The answer must be an exact copy of the lines from the one with "Decode this image" through the final line of the records below, with no pictures.

──────── Task data ────────

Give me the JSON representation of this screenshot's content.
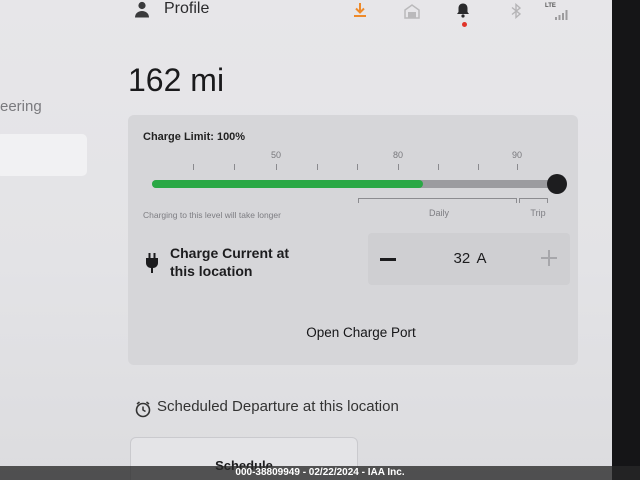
{
  "header": {
    "profile_label": "Profile",
    "network_label": "LTE",
    "icons": [
      "person-icon",
      "download-icon",
      "garage-icon",
      "bell-icon",
      "bluetooth-icon",
      "signal-icon"
    ]
  },
  "range": {
    "value": "162 mi"
  },
  "sidebar": {
    "partial_label": "eering"
  },
  "charging": {
    "limit_label": "Charge Limit: 100%",
    "tick_labels": [
      "50",
      "80",
      "90"
    ],
    "slider": {
      "limit_percent": 100,
      "current_fill_fraction": 0.67
    },
    "hint": "Charging to this level will take longer",
    "range_labels": {
      "daily": "Daily",
      "trip": "Trip"
    },
    "current": {
      "label_line1": "Charge Current at",
      "label_line2": "this location",
      "value": "32 A",
      "decrease_icon": "minus-icon",
      "increase_icon": "plus-icon"
    },
    "open_port_label": "Open Charge Port",
    "icon": "plug-icon"
  },
  "schedule": {
    "heading": "Scheduled Departure at this location",
    "button_label": "Schedule",
    "icon": "clock-icon"
  },
  "watermark": "000-38809949 - 02/22/2024 - IAA Inc.",
  "colors": {
    "accent_green": "#2aa845",
    "download_orange": "#ee8a2a",
    "alert_red": "#e0342a",
    "knob": "#1d1d1f"
  }
}
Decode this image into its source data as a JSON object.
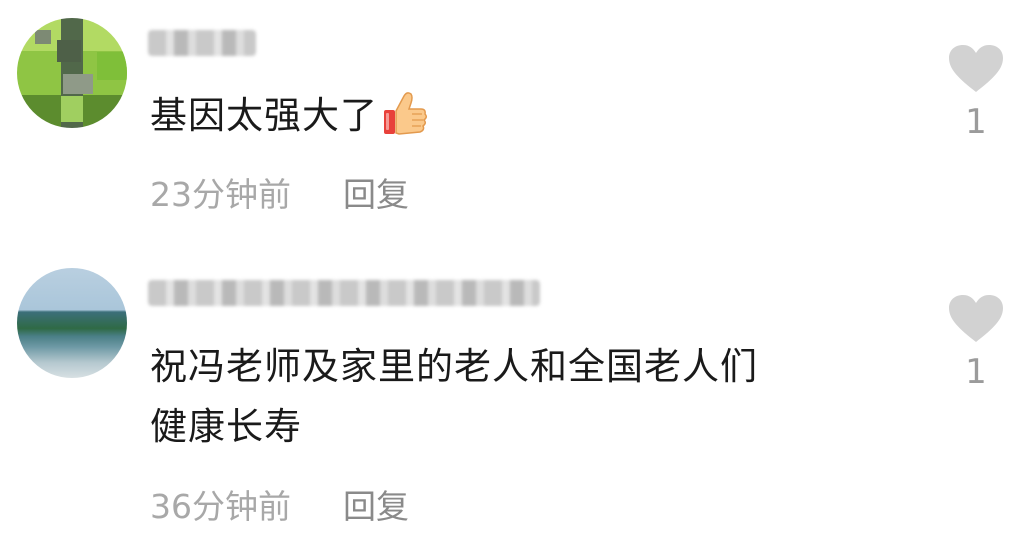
{
  "comments": [
    {
      "username": "",
      "text": "基因太强大了",
      "emoji": "thumbs-up-icon",
      "time": "23分钟前",
      "reply_label": "回复",
      "likes": "1"
    },
    {
      "username": "",
      "text_line1": "祝冯老师及家里的老人和全国老人们",
      "text_line2": "健康长寿",
      "time": "36分钟前",
      "reply_label": "回复",
      "likes": "1"
    }
  ],
  "colors": {
    "text": "#1a1a1a",
    "meta": "#a8a8a8",
    "heart": "#d2d2d2"
  }
}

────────

▶ [Written answer]
Decode this image into its source data as a JSON object.
{
  "comments": [
    {
      "username": "",
      "text": "基因太强大了",
      "emoji": "thumbs-up-icon",
      "time": "23分钟前",
      "reply_label": "回复",
      "likes": "1"
    },
    {
      "username": "",
      "text_line1": "祝冯老师及家里的老人和全国老人们",
      "text_line2": "健康长寿",
      "time": "36分钟前",
      "reply_label": "回复",
      "likes": "1"
    }
  ],
  "colors": {
    "text": "#1a1a1a",
    "meta": "#a8a8a8",
    "heart": "#d2d2d2"
  }
}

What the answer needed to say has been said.